Friday: Dozens of phone calls from supporters (but not IDS) and the media. I decline to do any radio or television interviews and go back to the garden. Owen Paterson says IDS will ring over the weekend.
Saturday: Chairman May responds to my demands through friendly journalists. In a letter to the Telegraph she says she did not know anything about all this expulsion business, but does not explain or apologise for the briefing by senior party people. I say I am glad that the nastiness is all over. My son and I go shooting. The weather at first is awful, so I load for him. He is well below his usual form.
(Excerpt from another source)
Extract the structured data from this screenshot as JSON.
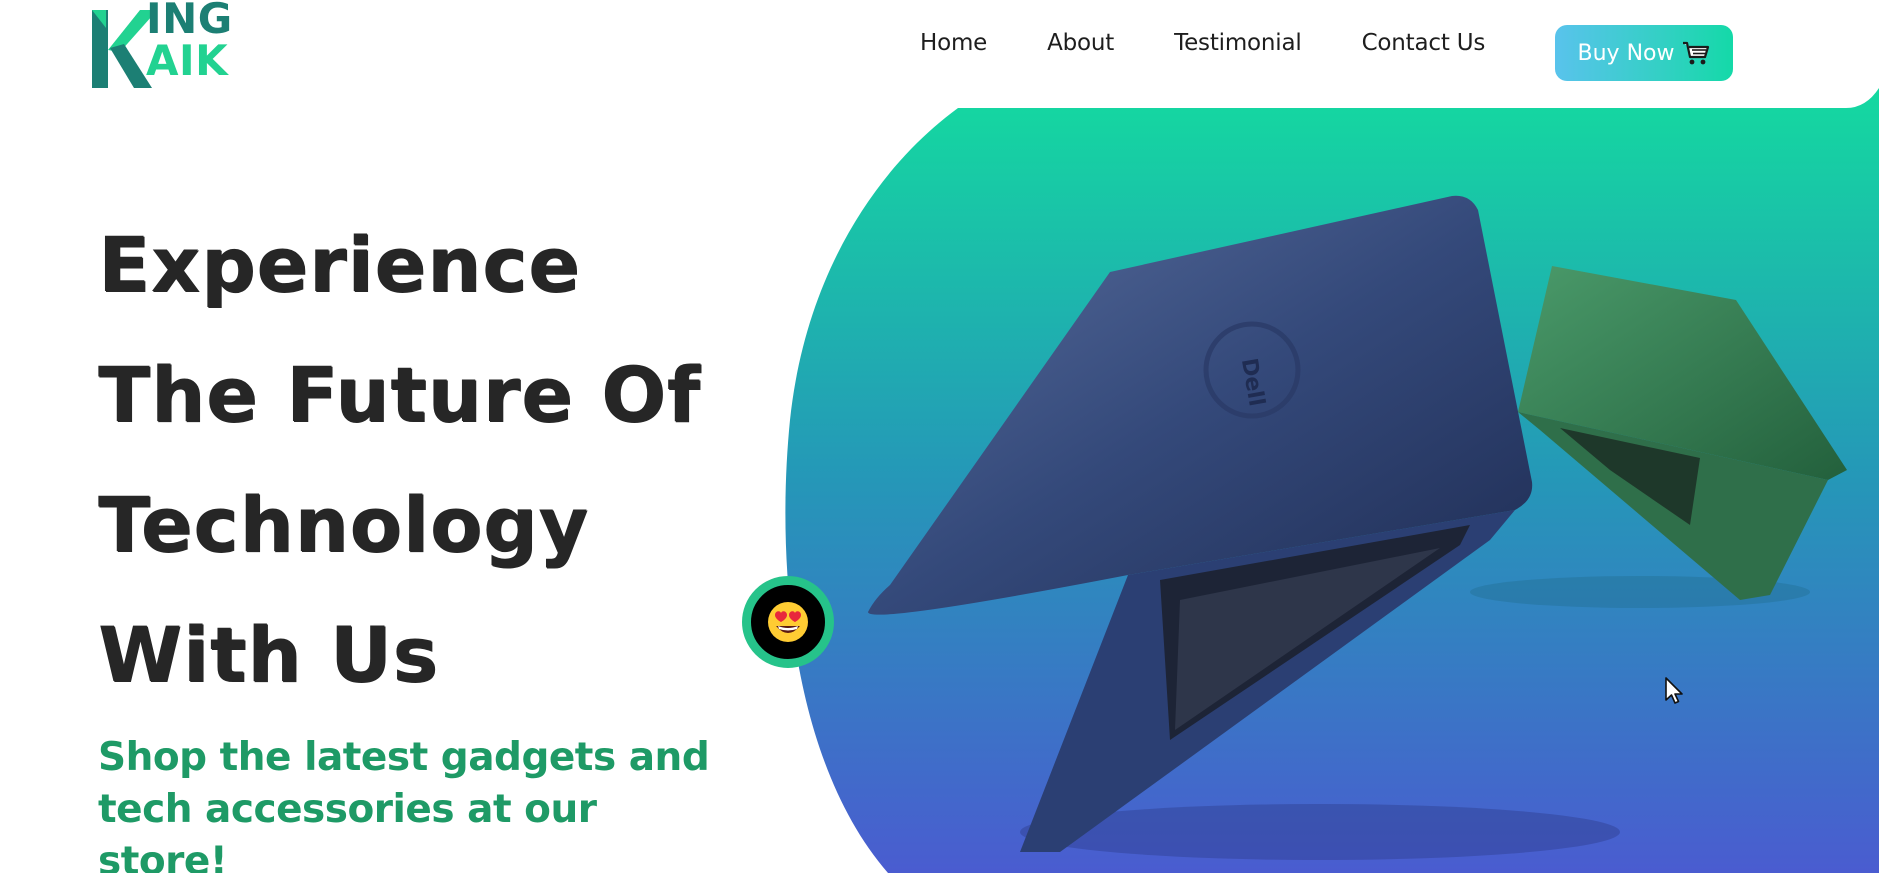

After lunch the sun comes out and he loads for me and I shoot far above my normal standard. Someone pulls William's leg: 'I see your father shot better than you today.' 'Yes,' says William. 'He had a better loader.' I'm proud of him!
Sunday: A quiet day with the papers. The Telegraph is not bad. The Mail on Sunday is terrific: a great exposZ of 'The Movement', naming its leaders as Douglas Smith, who runs 'C-Change' (a think-tank set up by former party chairman Archie Norman and Francis Maude), and Mark MacGregor, chief executive of the Conservative party and supporter of Portillo's leadership bid. Still no phone call from IDS. I am attacked by shadow agriculture secretary Tim Yeo. I suppose I should be angry but I really can't manage that. Poor Tim. He has had a worse week than I. Remember, he was sacked by John Major for adultery. That really is unfair.